77°
UMass Boston's independent, student-run newspaper

The Mass Media

The Mass Media

The Mass Media

Back in The Game

Back+in+The+Game+
Back in The Game

The 2010 Vancouver Olympics’ men’s ice hockey gold-medal game between the United States and Canada delivered everything a sports fan could ask for: two bitter rivals playing for all the marbles. Fortunately for us all, the bout was as good as expected. Maybe even better.   For more than 60 minutes the two countries put it all on the line. Hard-hitting checks. Fancy puck-handling. Dazzling goals. The drama lasted until the final seconds when the United States rallied from a 2-0 deficit to even the score with only 24.4 seconds remaining in regulation. The drama didn’t stop in overtime. Seven minutes into the extra period, Sidney Crosby provided a brilliant goal that sealed the gold for the Canadians. A better game couldn’t have been scripted.   As a result, even though the United States’ hockey team fell short of it’s goal in Vancouver, the rest of the nation fell back in love with a sport it had been neglecting for quite some time now.   Don’t believe me? The duel between the two rival nations drew an average viewership of 27.6 million viewers, the highest total for a hockey game since 1980. That’s a higher rating then every World Series game since 2004, every NBA Finals telecast since 1998, and every NCAA Men’s Basketball Final Four game since 1998. How’s that for perspective?   And it didn’t stop there. Since the Olympics, Versus has reported a 41.3% increase in NHL viewership.   “There seems to be a real buzz out there,” NHL Commissioner Gary Bettman said Monday afternoon. “All of our platforms are seeing spiked traffic.”   The biggest evidence came last Tuesday when the Pittsburgh Penguins hosted the Buffalo Sabres. During pre-game introductions, Sabres goaltender,= and team USA member Ryan Miller received a standing ovation from the Pittsburgh crowd. The cheers were drastically louder than those for Pittsburgh fan-favorite and team Canada member, Sidney Crosby.   “It’s nice,” Miller said of the ovation. “It’s starting to sink in. It feels good that people appreciate what we accomplished.”   It’s a good sign for a sport that hasn’t seen much appreciation as of late. Since the 1994-1995 season, the NHL has seen it’s regular season TV ratings decrease every year.   However, with the conclusion of the Olympics, Bettman hopes the high interest will last.   “People who may not regularly view NHL hockey, who saw the Olympics, will look for more,” he said. “The proof of the pudding will be how we do in the stretch run through the end of the regular season and the play-offs.” All eyes are finally back on the NHL. It’s now up to the players to keep us watching.
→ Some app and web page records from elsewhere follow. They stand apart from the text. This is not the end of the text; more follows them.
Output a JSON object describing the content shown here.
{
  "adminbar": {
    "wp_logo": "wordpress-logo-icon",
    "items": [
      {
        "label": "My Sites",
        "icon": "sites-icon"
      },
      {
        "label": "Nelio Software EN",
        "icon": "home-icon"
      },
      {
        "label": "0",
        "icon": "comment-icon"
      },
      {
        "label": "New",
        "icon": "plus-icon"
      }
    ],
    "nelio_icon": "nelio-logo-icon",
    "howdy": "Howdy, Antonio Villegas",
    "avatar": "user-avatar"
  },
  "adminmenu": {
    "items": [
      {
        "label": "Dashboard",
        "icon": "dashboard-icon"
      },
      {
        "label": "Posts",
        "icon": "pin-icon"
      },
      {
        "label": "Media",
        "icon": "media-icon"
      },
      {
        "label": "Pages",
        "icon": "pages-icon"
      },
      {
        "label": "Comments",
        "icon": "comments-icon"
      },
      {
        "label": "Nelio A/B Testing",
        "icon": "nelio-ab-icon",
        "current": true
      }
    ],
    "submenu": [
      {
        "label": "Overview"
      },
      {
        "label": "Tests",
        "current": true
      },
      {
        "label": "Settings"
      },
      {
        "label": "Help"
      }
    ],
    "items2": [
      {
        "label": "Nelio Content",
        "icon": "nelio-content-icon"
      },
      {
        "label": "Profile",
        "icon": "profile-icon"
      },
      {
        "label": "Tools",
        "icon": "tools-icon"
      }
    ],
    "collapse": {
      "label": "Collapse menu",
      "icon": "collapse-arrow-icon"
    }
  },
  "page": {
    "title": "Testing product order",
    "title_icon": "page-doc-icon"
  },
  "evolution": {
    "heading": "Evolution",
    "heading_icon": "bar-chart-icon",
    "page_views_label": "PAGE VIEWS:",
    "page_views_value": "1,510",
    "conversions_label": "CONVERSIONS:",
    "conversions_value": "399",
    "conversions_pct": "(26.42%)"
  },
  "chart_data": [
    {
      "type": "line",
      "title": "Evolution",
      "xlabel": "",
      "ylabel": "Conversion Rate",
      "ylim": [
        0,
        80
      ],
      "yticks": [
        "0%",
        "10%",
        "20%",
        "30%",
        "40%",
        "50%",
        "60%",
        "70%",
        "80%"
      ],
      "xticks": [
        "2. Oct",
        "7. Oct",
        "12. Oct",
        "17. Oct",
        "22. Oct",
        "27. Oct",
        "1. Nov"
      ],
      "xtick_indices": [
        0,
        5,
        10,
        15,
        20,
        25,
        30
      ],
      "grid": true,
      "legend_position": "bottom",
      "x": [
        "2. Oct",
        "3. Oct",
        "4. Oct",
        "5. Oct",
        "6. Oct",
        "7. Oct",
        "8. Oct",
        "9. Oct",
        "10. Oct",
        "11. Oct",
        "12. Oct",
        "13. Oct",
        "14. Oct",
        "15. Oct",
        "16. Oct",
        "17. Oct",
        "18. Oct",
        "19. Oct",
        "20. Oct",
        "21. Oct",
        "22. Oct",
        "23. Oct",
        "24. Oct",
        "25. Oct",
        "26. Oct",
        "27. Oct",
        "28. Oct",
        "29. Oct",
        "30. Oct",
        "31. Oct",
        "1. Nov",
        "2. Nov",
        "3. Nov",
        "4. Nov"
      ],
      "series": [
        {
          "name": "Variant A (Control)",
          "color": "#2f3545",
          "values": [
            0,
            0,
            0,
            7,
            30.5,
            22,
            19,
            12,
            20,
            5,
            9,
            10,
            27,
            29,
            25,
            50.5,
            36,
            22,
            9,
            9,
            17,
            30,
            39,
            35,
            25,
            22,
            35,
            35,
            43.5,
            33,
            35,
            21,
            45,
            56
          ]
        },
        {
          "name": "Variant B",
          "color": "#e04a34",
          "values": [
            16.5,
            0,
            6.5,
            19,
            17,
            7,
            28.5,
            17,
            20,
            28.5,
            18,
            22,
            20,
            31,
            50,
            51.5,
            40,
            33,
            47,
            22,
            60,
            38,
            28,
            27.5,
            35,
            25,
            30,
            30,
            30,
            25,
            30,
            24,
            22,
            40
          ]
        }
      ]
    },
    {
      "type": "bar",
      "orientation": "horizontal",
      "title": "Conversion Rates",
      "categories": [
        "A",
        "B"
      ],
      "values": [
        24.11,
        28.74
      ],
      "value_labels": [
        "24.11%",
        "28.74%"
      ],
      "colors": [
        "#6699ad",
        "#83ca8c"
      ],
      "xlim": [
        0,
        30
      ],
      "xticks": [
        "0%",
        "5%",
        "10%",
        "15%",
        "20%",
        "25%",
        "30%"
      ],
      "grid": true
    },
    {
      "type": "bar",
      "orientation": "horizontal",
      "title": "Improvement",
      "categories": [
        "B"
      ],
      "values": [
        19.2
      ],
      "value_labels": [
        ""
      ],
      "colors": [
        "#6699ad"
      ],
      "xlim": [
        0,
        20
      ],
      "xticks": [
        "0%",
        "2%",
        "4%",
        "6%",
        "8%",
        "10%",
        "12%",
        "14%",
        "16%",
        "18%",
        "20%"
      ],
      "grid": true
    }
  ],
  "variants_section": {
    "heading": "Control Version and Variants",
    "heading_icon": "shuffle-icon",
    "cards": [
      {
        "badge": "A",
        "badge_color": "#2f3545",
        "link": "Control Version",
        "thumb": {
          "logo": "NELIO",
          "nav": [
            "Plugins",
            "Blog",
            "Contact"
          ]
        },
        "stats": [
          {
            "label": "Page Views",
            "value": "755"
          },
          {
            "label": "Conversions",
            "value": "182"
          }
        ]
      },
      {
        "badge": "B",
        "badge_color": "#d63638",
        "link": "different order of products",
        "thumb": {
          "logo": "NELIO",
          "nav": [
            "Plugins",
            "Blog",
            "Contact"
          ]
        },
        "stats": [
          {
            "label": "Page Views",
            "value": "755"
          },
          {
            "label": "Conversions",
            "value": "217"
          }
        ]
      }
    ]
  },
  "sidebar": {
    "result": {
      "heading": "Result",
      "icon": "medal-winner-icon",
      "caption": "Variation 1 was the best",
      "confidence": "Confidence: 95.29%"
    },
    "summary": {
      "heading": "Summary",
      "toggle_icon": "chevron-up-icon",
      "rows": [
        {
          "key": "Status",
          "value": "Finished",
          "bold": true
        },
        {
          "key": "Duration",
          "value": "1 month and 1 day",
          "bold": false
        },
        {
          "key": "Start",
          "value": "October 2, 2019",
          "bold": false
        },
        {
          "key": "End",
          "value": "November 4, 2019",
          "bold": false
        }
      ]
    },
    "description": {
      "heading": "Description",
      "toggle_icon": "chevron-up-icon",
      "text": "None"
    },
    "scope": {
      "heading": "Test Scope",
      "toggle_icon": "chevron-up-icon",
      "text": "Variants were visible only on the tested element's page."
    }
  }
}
About the Contributor
Andrew Otovik served as the sports editor for The Mass Media the following years: 2010-2011